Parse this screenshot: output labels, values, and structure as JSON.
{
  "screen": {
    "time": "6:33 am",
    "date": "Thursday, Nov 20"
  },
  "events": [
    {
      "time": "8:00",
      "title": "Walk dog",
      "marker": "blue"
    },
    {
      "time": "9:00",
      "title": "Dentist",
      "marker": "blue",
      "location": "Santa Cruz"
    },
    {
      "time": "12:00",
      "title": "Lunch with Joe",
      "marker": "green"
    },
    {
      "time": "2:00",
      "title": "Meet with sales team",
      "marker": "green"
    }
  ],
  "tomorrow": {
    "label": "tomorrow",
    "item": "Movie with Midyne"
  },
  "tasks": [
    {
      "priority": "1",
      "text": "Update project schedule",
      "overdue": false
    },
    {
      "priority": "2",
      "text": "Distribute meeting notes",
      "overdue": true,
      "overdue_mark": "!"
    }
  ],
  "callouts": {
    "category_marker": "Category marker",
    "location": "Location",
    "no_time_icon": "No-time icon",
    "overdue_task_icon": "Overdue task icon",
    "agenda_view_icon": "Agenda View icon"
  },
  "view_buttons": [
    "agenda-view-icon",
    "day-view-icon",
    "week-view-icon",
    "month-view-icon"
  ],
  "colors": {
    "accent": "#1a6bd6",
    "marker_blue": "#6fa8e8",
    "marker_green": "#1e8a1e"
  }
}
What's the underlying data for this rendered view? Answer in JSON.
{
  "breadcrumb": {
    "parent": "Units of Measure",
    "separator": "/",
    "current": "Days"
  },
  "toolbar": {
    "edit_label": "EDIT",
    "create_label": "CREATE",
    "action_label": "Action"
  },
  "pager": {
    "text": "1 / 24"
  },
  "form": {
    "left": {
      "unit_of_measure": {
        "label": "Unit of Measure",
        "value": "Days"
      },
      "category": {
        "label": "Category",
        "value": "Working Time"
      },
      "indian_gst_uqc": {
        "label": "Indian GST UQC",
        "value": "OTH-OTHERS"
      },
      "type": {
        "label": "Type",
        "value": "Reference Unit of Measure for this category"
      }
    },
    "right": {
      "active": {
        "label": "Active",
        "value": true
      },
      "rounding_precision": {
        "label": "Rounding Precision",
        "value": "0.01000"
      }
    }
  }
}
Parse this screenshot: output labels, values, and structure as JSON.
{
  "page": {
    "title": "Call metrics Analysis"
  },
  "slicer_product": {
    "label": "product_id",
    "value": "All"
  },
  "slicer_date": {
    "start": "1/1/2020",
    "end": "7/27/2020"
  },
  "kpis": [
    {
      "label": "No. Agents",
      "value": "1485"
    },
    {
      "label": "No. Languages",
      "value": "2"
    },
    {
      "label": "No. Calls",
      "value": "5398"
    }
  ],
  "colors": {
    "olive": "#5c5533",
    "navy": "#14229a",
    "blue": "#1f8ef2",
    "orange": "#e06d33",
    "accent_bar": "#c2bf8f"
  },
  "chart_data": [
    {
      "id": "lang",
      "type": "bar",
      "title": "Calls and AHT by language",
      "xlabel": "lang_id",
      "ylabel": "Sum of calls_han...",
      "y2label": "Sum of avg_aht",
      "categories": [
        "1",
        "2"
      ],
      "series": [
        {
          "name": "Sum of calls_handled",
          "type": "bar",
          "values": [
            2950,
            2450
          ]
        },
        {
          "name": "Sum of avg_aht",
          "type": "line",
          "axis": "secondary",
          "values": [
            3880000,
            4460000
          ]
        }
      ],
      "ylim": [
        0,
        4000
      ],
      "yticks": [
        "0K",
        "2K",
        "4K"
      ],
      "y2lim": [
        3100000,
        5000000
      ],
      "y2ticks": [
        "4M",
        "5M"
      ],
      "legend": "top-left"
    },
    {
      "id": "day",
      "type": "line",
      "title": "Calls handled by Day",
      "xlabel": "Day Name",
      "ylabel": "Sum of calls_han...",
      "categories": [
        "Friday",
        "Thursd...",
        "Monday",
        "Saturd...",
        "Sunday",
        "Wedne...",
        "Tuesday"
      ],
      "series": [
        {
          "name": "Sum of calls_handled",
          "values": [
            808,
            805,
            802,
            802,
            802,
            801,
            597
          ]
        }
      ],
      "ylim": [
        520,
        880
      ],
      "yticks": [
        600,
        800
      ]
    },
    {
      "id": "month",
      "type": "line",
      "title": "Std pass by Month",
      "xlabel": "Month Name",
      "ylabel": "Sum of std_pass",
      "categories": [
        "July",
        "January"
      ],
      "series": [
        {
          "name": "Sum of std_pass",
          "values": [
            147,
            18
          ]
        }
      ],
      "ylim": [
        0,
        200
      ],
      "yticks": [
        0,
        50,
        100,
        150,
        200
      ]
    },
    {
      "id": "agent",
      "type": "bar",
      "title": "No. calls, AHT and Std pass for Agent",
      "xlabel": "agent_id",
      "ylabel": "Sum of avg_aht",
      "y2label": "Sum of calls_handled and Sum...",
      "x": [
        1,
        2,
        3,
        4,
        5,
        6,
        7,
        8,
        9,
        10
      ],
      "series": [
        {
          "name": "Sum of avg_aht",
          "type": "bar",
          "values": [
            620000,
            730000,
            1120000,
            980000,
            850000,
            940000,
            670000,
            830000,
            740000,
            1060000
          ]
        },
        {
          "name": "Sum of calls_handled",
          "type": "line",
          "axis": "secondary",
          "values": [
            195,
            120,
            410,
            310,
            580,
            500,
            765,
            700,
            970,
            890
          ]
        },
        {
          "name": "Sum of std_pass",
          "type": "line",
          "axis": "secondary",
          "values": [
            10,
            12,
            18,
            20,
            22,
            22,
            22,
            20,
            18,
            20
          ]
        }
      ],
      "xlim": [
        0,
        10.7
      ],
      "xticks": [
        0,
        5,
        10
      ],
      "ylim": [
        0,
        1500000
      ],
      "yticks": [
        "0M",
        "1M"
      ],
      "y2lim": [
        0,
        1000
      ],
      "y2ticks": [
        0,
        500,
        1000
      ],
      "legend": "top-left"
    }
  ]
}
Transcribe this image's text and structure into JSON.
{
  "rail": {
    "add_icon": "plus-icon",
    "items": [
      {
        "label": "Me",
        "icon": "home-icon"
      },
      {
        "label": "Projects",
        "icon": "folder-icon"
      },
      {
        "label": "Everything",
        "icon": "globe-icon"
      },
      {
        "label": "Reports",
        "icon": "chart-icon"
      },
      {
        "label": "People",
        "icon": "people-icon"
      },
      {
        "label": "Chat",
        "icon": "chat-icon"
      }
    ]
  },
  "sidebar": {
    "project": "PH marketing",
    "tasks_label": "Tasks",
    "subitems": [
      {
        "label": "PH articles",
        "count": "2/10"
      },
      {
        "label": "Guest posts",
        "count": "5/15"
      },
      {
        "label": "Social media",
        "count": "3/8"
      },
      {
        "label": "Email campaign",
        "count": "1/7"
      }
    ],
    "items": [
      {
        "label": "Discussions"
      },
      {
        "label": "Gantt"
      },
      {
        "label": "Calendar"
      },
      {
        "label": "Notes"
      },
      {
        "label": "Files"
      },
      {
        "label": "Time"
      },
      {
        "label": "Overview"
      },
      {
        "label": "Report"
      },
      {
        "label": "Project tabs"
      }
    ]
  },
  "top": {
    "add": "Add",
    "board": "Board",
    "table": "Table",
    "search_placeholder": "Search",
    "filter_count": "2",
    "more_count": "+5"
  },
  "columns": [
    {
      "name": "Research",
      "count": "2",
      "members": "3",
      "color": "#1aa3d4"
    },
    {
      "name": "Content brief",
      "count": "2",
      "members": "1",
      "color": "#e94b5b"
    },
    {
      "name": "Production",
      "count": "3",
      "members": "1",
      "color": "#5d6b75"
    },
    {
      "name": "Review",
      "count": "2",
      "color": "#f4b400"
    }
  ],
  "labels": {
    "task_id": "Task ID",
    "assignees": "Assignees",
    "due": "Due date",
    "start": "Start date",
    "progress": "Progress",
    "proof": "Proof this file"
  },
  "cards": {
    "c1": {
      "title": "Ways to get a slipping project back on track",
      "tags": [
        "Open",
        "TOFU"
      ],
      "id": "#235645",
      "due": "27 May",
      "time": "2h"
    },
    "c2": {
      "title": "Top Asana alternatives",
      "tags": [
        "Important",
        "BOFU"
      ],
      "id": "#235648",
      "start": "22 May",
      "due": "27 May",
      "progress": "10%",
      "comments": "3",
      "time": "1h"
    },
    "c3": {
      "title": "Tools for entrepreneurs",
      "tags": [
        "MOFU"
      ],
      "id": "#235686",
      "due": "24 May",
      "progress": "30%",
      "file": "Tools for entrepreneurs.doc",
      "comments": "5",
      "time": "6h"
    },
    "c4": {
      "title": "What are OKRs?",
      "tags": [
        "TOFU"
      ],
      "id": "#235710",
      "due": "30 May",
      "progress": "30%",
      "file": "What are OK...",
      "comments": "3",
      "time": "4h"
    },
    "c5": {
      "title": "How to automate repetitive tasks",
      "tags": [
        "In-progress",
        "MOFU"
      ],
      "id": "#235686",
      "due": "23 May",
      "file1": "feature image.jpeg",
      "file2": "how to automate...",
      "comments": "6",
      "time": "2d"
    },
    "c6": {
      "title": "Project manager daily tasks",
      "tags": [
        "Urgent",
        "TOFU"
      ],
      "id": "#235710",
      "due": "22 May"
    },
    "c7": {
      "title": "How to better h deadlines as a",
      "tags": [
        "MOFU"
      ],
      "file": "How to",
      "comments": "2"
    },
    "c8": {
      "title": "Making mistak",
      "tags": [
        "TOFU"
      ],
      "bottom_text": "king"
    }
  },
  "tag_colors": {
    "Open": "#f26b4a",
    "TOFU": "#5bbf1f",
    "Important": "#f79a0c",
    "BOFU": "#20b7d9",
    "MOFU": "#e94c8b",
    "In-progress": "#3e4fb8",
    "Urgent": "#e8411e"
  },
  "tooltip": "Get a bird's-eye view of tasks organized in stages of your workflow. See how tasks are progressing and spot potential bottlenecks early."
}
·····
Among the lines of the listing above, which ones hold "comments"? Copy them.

OUTPUT:
      "comments": "3",
      "comments": "5",
      "comments": "3",
      "comments": "6",
      "comments": "2"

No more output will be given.